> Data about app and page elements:
• • • •

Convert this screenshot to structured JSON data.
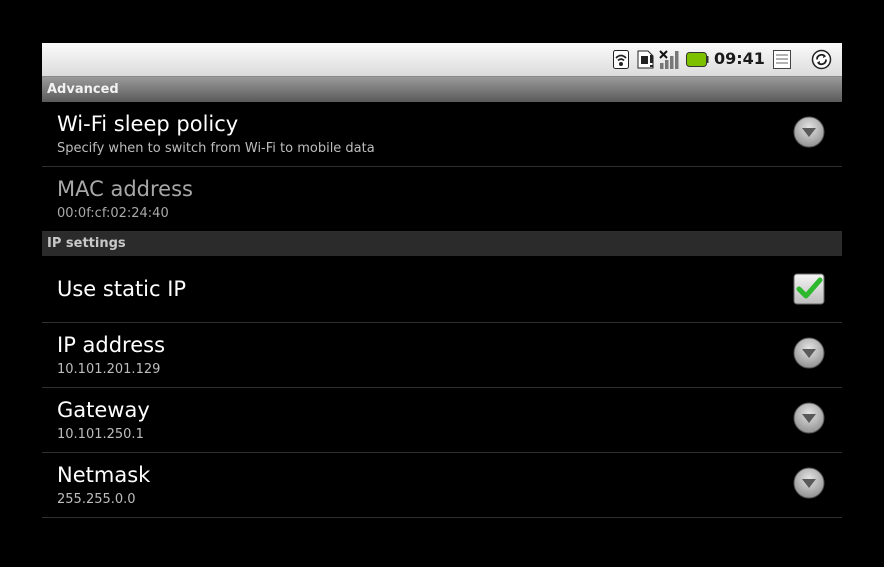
{
  "status_bar": {
    "time": "09:41",
    "icons": [
      "wifi-icon",
      "sim-card-icon",
      "no-signal-icon",
      "battery-icon",
      "notes-icon",
      "sync-icon"
    ],
    "battery_color": "#7cc000"
  },
  "sections": {
    "advanced": "Advanced",
    "ip_settings": "IP settings"
  },
  "rows": {
    "sleep_policy": {
      "title": "Wi-Fi sleep policy",
      "summary": "Specify when to switch from Wi-Fi to mobile data"
    },
    "mac_address": {
      "title": "MAC address",
      "summary": "00:0f:cf:02:24:40"
    },
    "static_ip": {
      "title": "Use static IP",
      "checked": true
    },
    "ip_address": {
      "title": "IP address",
      "summary": "10.101.201.129"
    },
    "gateway": {
      "title": "Gateway",
      "summary": "10.101.250.1"
    },
    "netmask": {
      "title": "Netmask",
      "summary": "255.255.0.0"
    }
  },
  "colors": {
    "checkmark": "#2db82d",
    "divider": "#2f2f2f"
  }
}
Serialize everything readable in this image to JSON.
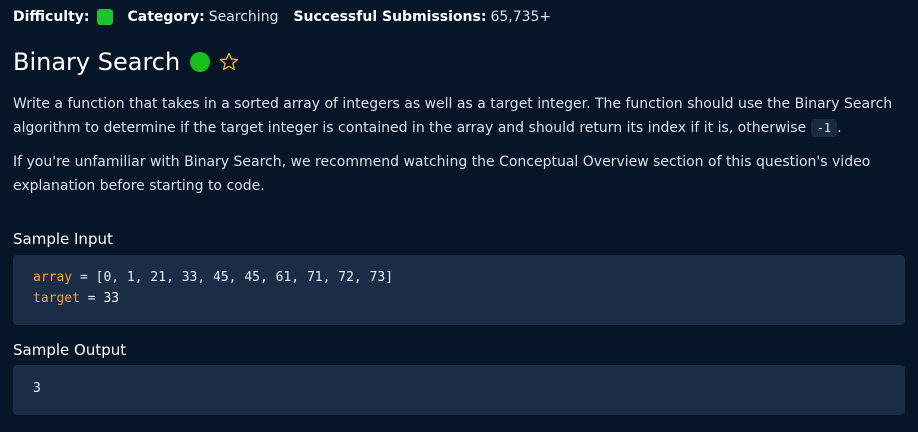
{
  "meta": {
    "difficulty_label": "Difficulty:",
    "category_label": "Category:",
    "category_value": "Searching",
    "submissions_label": "Successful Submissions:",
    "submissions_value": "65,735+"
  },
  "question": {
    "title": "Binary Search",
    "description_p1_before": "Write a function that takes in a sorted array of integers as well as a target integer. The function should use the Binary Search algorithm to determine if the target integer is contained in the array and should return its index if it is, otherwise",
    "description_p1_code": "-1",
    "description_p1_after": ".",
    "description_p2": "If you're unfamiliar with Binary Search, we recommend watching the Conceptual Overview section of this question's video explanation before starting to code."
  },
  "sample_input": {
    "title": "Sample Input",
    "line1_var": "array",
    "line1_op": " = ",
    "line1_value": "[0, 1, 21, 33, 45, 45, 61, 71, 72, 73]",
    "line2_var": "target",
    "line2_op": " = ",
    "line2_value": "33"
  },
  "sample_output": {
    "title": "Sample Output",
    "value": "3"
  },
  "icons": {
    "status": "green-dot",
    "favorite": "star-outline-icon"
  },
  "colors": {
    "background": "#061628",
    "difficulty_easy": "#21c02e",
    "status_dot": "#18c11a",
    "star": "#f2b01e",
    "code_bg": "#1b2d46",
    "variable": "#f1a23b"
  }
}
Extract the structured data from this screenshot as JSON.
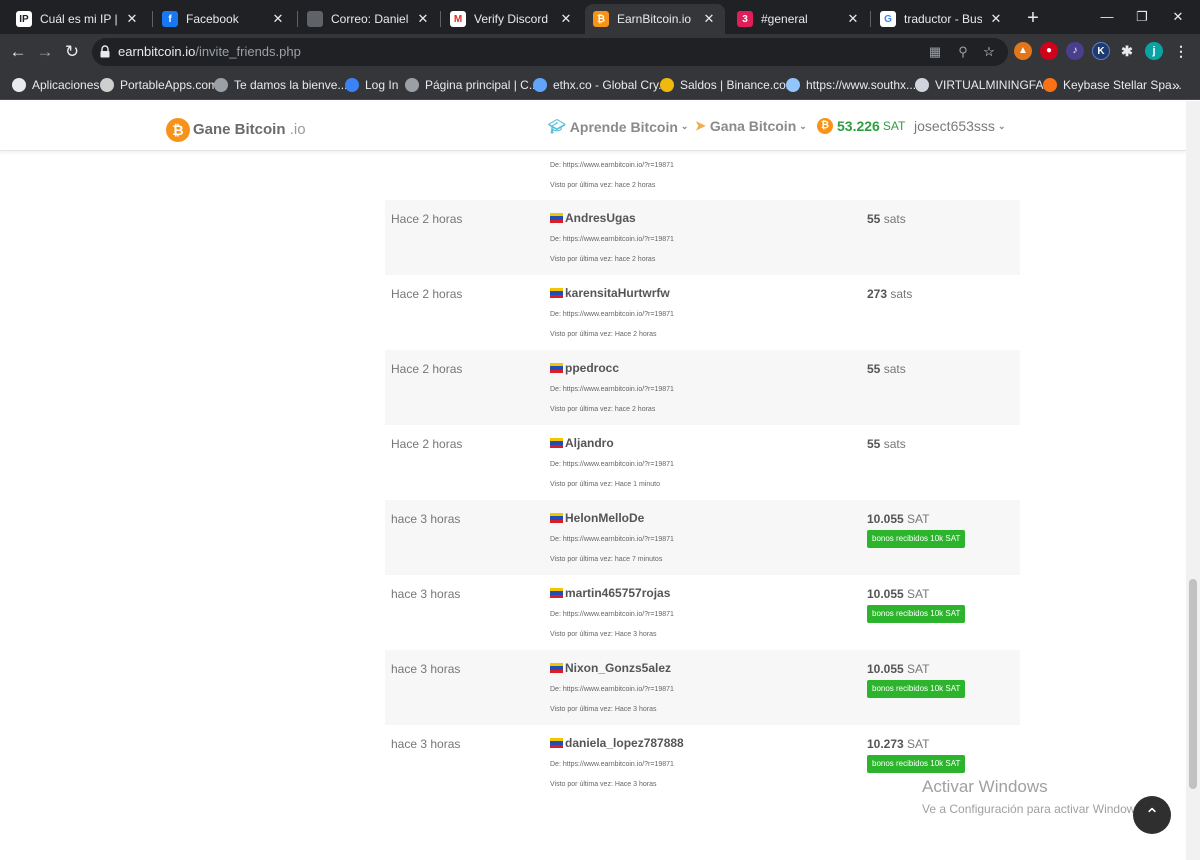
{
  "browser": {
    "tabs": [
      {
        "title": "Cuál es mi IP | Cómo",
        "fav_text": "IP",
        "fav_color": "#ffffff",
        "fav_text_color": "#202124"
      },
      {
        "title": "Facebook",
        "fav_text": "f",
        "fav_color": "#1877f2",
        "fav_text_color": "#ffffff"
      },
      {
        "title": "Correo: Daniela lope",
        "fav_text": "",
        "fav_color": "#5f6368",
        "fav_text_color": "#ffffff"
      },
      {
        "title": "Verify Discord Login",
        "fav_text": "M",
        "fav_color": "#ffffff",
        "fav_text_color": "#d93025"
      },
      {
        "title": "EarnBitcoin.io | Pag",
        "fav_text": "₿",
        "fav_color": "#f7931a",
        "fav_text_color": "#ffffff"
      },
      {
        "title": "#general",
        "fav_text": "3",
        "fav_color": "#e01e5a",
        "fav_text_color": "#ffffff"
      },
      {
        "title": "traductor - Buscar c",
        "fav_text": "G",
        "fav_color": "#ffffff",
        "fav_text_color": "#4285f4"
      }
    ],
    "active_tab": 4,
    "url_host": "earnbitcoin.io",
    "url_path": "/invite_friends.php",
    "profile_initial": "j",
    "bookmarks": [
      {
        "label": "Aplicaciones",
        "color": "#e8eaed"
      },
      {
        "label": "PortableApps.com",
        "color": "#cfcfcf"
      },
      {
        "label": "Te damos la bienve...",
        "color": "#9aa0a6"
      },
      {
        "label": "Log In",
        "color": "#3b82f6"
      },
      {
        "label": "Página principal | C...",
        "color": "#9aa0a6"
      },
      {
        "label": "ethx.co - Global Cry...",
        "color": "#60a5fa"
      },
      {
        "label": "Saldos | Binance.com",
        "color": "#f0b90b"
      },
      {
        "label": "https://www.southx...",
        "color": "#93c5fd"
      },
      {
        "label": "VIRTUALMININGFA...",
        "color": "#d1d5db"
      },
      {
        "label": "Keybase Stellar Spa...",
        "color": "#f97316"
      }
    ]
  },
  "site": {
    "logo_name": "Gane Bitcoin",
    "logo_suffix": ".io",
    "nav_learn": "Aprende Bitcoin",
    "nav_earn": "Gana Bitcoin",
    "balance": "53.226",
    "balance_unit": "SAT",
    "username": "josect653sss"
  },
  "partial_row": {
    "from": "De: https://www.earnbitcoin.io/?r=19871",
    "seen": "Visto por última vez: hace 2 horas"
  },
  "referrals": [
    {
      "when": "Hace 2 horas",
      "name": "AndresUgas",
      "from": "De: https://www.earnbitcoin.io/?r=19871",
      "seen": "Visto por última vez: hace 2 horas",
      "amount": "55",
      "unit": "sats",
      "badge": ""
    },
    {
      "when": "Hace 2 horas",
      "name": "karensitaHurtwrfw",
      "from": "De: https://www.earnbitcoin.io/?r=19871",
      "seen": "Visto por última vez: Hace 2 horas",
      "amount": "273",
      "unit": "sats",
      "badge": ""
    },
    {
      "when": "Hace 2 horas",
      "name": "ppedrocc",
      "from": "De: https://www.earnbitcoin.io/?r=19871",
      "seen": "Visto por última vez: hace 2 horas",
      "amount": "55",
      "unit": "sats",
      "badge": ""
    },
    {
      "when": "Hace 2 horas",
      "name": "Aljandro",
      "from": "De: https://www.earnbitcoin.io/?r=19871",
      "seen": "Visto por última vez: Hace 1 minuto",
      "amount": "55",
      "unit": "sats",
      "badge": ""
    },
    {
      "when": "hace 3 horas",
      "name": "HelonMelloDe",
      "from": "De: https://www.earnbitcoin.io/?r=19871",
      "seen": "Visto por última vez: hace 7 minutos",
      "amount": "10.055",
      "unit": "SAT",
      "badge": "bonos recibidos 10k SAT"
    },
    {
      "when": "hace 3 horas",
      "name": "martin465757rojas",
      "from": "De: https://www.earnbitcoin.io/?r=19871",
      "seen": "Visto por última vez: Hace 3 horas",
      "amount": "10.055",
      "unit": "SAT",
      "badge": "bonos recibidos 10k SAT"
    },
    {
      "when": "hace 3 horas",
      "name": "Nixon_Gonzs5alez",
      "from": "De: https://www.earnbitcoin.io/?r=19871",
      "seen": "Visto por última vez: Hace 3 horas",
      "amount": "10.055",
      "unit": "SAT",
      "badge": "bonos recibidos 10k SAT"
    },
    {
      "when": "hace 3 horas",
      "name": "daniela_lopez787888",
      "from": "De: https://www.earnbitcoin.io/?r=19871",
      "seen": "Visto por última vez: Hace 3 horas",
      "amount": "10.273",
      "unit": "SAT",
      "badge": "bonos recibidos 10k SAT"
    }
  ],
  "flag_colors": [
    "#f4c400",
    "#1f4fb5",
    "#d81e2a"
  ],
  "watermark": {
    "title": "Activar Windows",
    "subtitle": "Ve a Configuración para activar Windows."
  }
}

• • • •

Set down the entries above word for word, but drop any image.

> Answer space:
Convert this screenshot to structured JSON data.
{
  "status_bar": {
    "time": "09:41",
    "icons": [
      "wifi-icon",
      "sim-card-icon",
      "no-signal-icon",
      "battery-icon",
      "notes-icon",
      "sync-icon"
    ],
    "battery_color": "#7cc000"
  },
  "sections": {
    "advanced": "Advanced",
    "ip_settings": "IP settings"
  },
  "rows": {
    "sleep_policy": {
      "title": "Wi-Fi sleep policy",
      "summary": "Specify when to switch from Wi-Fi to mobile data"
    },
    "mac_address": {
      "title": "MAC address",
      "summary": "00:0f:cf:02:24:40"
    },
    "static_ip": {
      "title": "Use static IP",
      "checked": true
    },
    "ip_address": {
      "title": "IP address",
      "summary": "10.101.201.129"
    },
    "gateway": {
      "title": "Gateway",
      "summary": "10.101.250.1"
    },
    "netmask": {
      "title": "Netmask",
      "summary": "255.255.0.0"
    }
  },
  "colors": {
    "checkmark": "#2db82d",
    "divider": "#2f2f2f"
  }
}
Serialize everything readable in this image to JSON.
{
  "meta": {
    "difficulty_label": "Difficulty:",
    "category_label": "Category:",
    "category_value": "Searching",
    "submissions_label": "Successful Submissions:",
    "submissions_value": "65,735+"
  },
  "question": {
    "title": "Binary Search",
    "description_p1_before": "Write a function that takes in a sorted array of integers as well as a target integer. The function should use the Binary Search algorithm to determine if the target integer is contained in the array and should return its index if it is, otherwise",
    "description_p1_code": "-1",
    "description_p1_after": ".",
    "description_p2": "If you're unfamiliar with Binary Search, we recommend watching the Conceptual Overview section of this question's video explanation before starting to code."
  },
  "sample_input": {
    "title": "Sample Input",
    "line1_var": "array",
    "line1_op": " = ",
    "line1_value": "[0, 1, 21, 33, 45, 45, 61, 71, 72, 73]",
    "line2_var": "target",
    "line2_op": " = ",
    "line2_value": "33"
  },
  "sample_output": {
    "title": "Sample Output",
    "value": "3"
  },
  "icons": {
    "status": "green-dot",
    "favorite": "star-outline-icon"
  },
  "colors": {
    "background": "#061628",
    "difficulty_easy": "#21c02e",
    "status_dot": "#18c11a",
    "star": "#f2b01e",
    "code_bg": "#1b2d46",
    "variable": "#f1a23b"
  }
}
Extract the structured data from this screenshot as JSON.
{
  "browser": {
    "tabs": [
      {
        "title": "Cuál es mi IP | Cómo",
        "fav_text": "IP",
        "fav_color": "#ffffff",
        "fav_text_color": "#202124"
      },
      {
        "title": "Facebook",
        "fav_text": "f",
        "fav_color": "#1877f2",
        "fav_text_color": "#ffffff"
      },
      {
        "title": "Correo: Daniela lope",
        "fav_text": "",
        "fav_color": "#5f6368",
        "fav_text_color": "#ffffff"
      },
      {
        "title": "Verify Discord Login",
        "fav_text": "M",
        "fav_color": "#ffffff",
        "fav_text_color": "#d93025"
      },
      {
        "title": "EarnBitcoin.io | Pag",
        "fav_text": "₿",
        "fav_color": "#f7931a",
        "fav_text_color": "#ffffff"
      },
      {
        "title": "#general",
        "fav_text": "3",
        "fav_color": "#e01e5a",
        "fav_text_color": "#ffffff"
      },
      {
        "title": "traductor - Buscar c",
        "fav_text": "G",
        "fav_color": "#ffffff",
        "fav_text_color": "#4285f4"
      }
    ],
    "active_tab": 4,
    "url_host": "earnbitcoin.io",
    "url_path": "/invite_friends.php",
    "profile_initial": "j",
    "bookmarks": [
      {
        "label": "Aplicaciones",
        "color": "#e8eaed"
      },
      {
        "label": "PortableApps.com",
        "color": "#cfcfcf"
      },
      {
        "label": "Te damos la bienve...",
        "color": "#9aa0a6"
      },
      {
        "label": "Log In",
        "color": "#3b82f6"
      },
      {
        "label": "Página principal | C...",
        "color": "#9aa0a6"
      },
      {
        "label": "ethx.co - Global Cry...",
        "color": "#60a5fa"
      },
      {
        "label": "Saldos | Binance.com",
        "color": "#f0b90b"
      },
      {
        "label": "https://www.southx...",
        "color": "#93c5fd"
      },
      {
        "label": "VIRTUALMININGFA...",
        "color": "#d1d5db"
      },
      {
        "label": "Keybase Stellar Spa...",
        "color": "#f97316"
      }
    ]
  },
  "site": {
    "logo_name": "Gane Bitcoin",
    "logo_suffix": ".io",
    "nav_learn": "Aprende Bitcoin",
    "nav_earn": "Gana Bitcoin",
    "balance": "53.226",
    "balance_unit": "SAT",
    "username": "josect653sss"
  },
  "partial_row": {
    "from": "De: https://www.earnbitcoin.io/?r=19871",
    "seen": "Visto por última vez: hace 2 horas"
  },
  "referrals": [
    {
      "when": "Hace 2 horas",
      "name": "AndresUgas",
      "from": "De: https://www.earnbitcoin.io/?r=19871",
      "seen": "Visto por última vez: hace 2 horas",
      "amount": "55",
      "unit": "sats",
      "badge": ""
    },
    {
      "when": "Hace 2 horas",
      "name": "karensitaHurtwrfw",
      "from": "De: https://www.earnbitcoin.io/?r=19871",
      "seen": "Visto por última vez: Hace 2 horas",
      "amount": "273",
      "unit": "sats",
      "badge": ""
    },
    {
      "when": "Hace 2 horas",
      "name": "ppedrocc",
      "from": "De: https://www.earnbitcoin.io/?r=19871",
      "seen": "Visto por última vez: hace 2 horas",
      "amount": "55",
      "unit": "sats",
      "badge": ""
    },
    {
      "when": "Hace 2 horas",
      "name": "Aljandro",
      "from": "De: https://www.earnbitcoin.io/?r=19871",
      "seen": "Visto por última vez: Hace 1 minuto",
      "amount": "55",
      "unit": "sats",
      "badge": ""
    },
    {
      "when": "hace 3 horas",
      "name": "HelonMelloDe",
      "from": "De: https://www.earnbitcoin.io/?r=19871",
      "seen": "Visto por última vez: hace 7 minutos",
      "amount": "10.055",
      "unit": "SAT",
      "badge": "bonos recibidos 10k SAT"
    },
    {
      "when": "hace 3 horas",
      "name": "martin465757rojas",
      "from": "De: https://www.earnbitcoin.io/?r=19871",
      "seen": "Visto por última vez: Hace 3 horas",
      "amount": "10.055",
      "unit": "SAT",
      "badge": "bonos recibidos 10k SAT"
    },
    {
      "when": "hace 3 horas",
      "name": "Nixon_Gonzs5alez",
      "from": "De: https://www.earnbitcoin.io/?r=19871",
      "seen": "Visto por última vez: Hace 3 horas",
      "amount": "10.055",
      "unit": "SAT",
      "badge": "bonos recibidos 10k SAT"
    },
    {
      "when": "hace 3 horas",
      "name": "daniela_lopez787888",
      "from": "De: https://www.earnbitcoin.io/?r=19871",
      "seen": "Visto por última vez: Hace 3 horas",
      "amount": "10.273",
      "unit": "SAT",
      "badge": "bonos recibidos 10k SAT"
    }
  ],
  "flag_colors": [
    "#f4c400",
    "#1f4fb5",
    "#d81e2a"
  ],
  "watermark": {
    "title": "Activar Windows",
    "subtitle": "Ve a Configuración para activar Windows."
  }
}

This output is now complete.